After Nancy leaves, Hartigan narrates that he had to lie to her in order to protect her; Senator Roark will want to punish Hartigan for killing his son, and would not hesitate to use Nancy in order to do so. Knowing full well that no sane attorney would try to prosecute Senator Roark, Hartigan realizes that there is only one way to end the entire ordeal. In an act of pure love and sacrifice, Hartigan shoots himself in the head to save Nancy and end Roark's vendetta.

Collected editions[edit]

It was first collected as a trade paperback in July 1997 (ISBN 1-56971-225-5) which was republished in 2005 (ISBN 1593072961). In 1997 Titan Books released a hardcover edition (ISBN 1569711925). Noticeably, it is the first Sin City trade paperback to include color in the story.

Awards[edit]

Film adaptation[edit]

In Rodriguez's adaptation, Bruce Willis stars as Hartigan, Jessica Alba as Nancy, Nick Stahl as the Yellow Bastard/Junior, Powers Boothe as Senator Roark and Michael Madsen as Hartigan's partner, Bob. There are only a few notable differences in the film version: Mort is replaced by Bob when Hartigan is released from prison, and an appearance by Carla Gugino as Lucille is omitted (but reinstated in the extended version released to DVD).
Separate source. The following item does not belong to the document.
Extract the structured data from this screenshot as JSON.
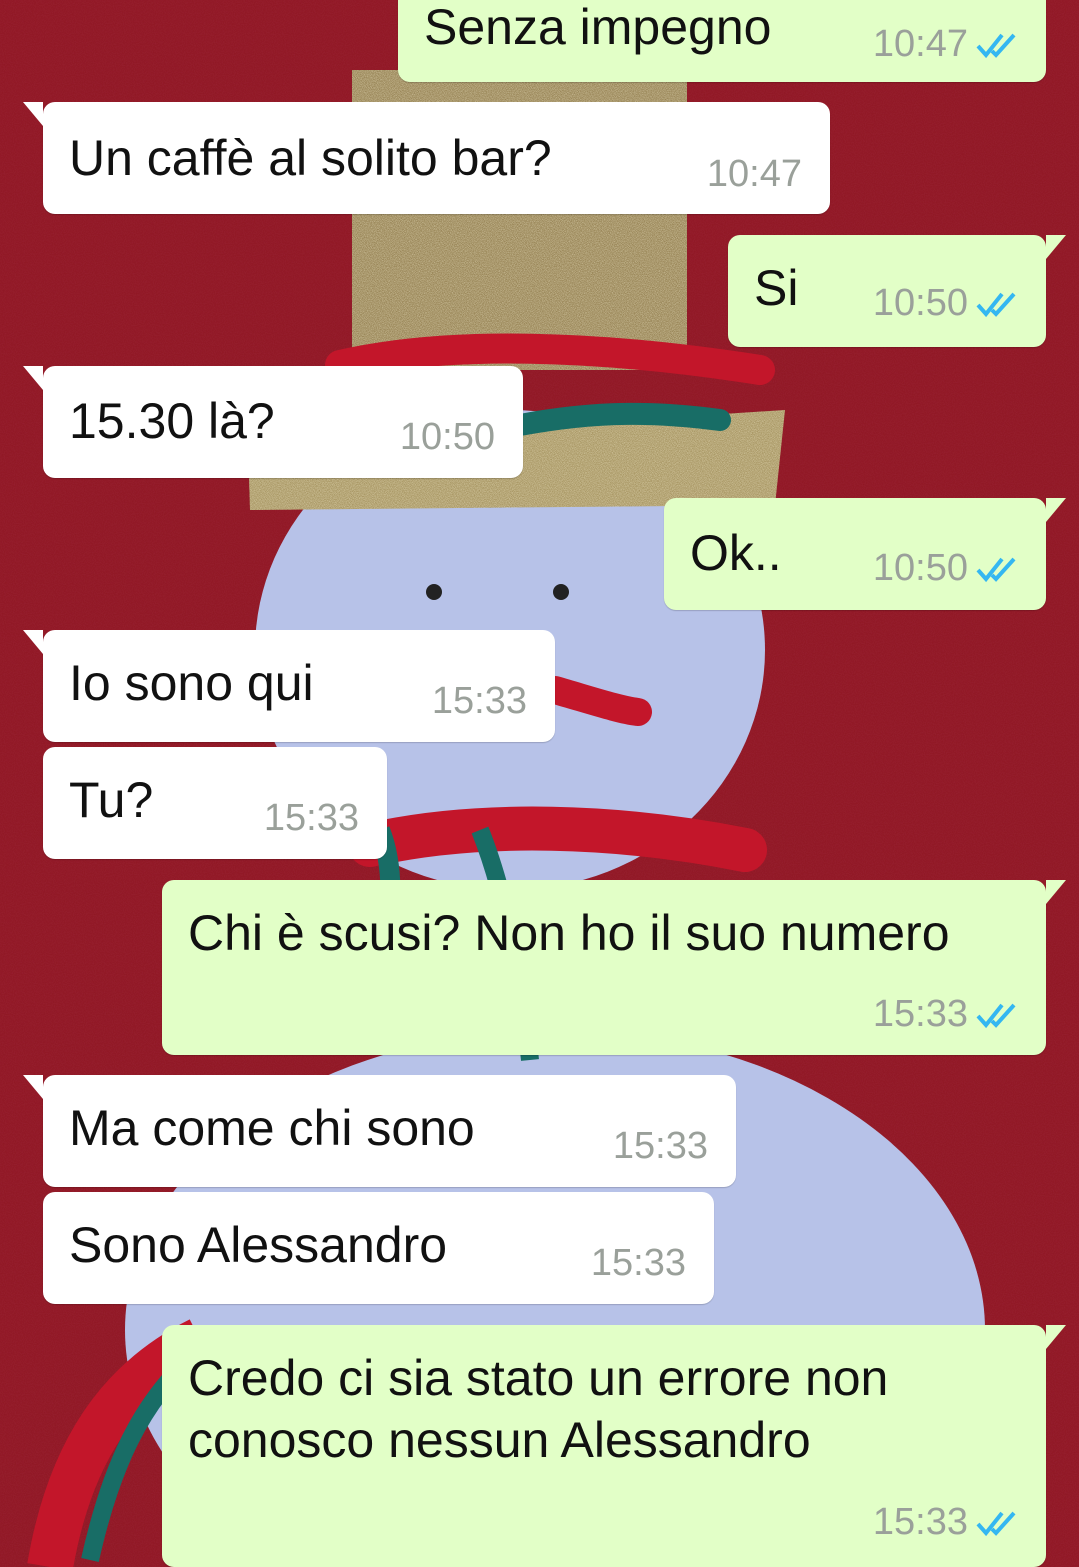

In the DVD commentary, Frank Miller indicated that he was initially motivated to write That Yellow Bastard after his disappointment with The Dead Pool, the fifth and final film in the Dirty Harry series. Nancy — who prior to this story had no last name — was named "Callahan", a name shared with Clint Eastwood's character, Harry Callahan.

Notes[edit]

References[edit]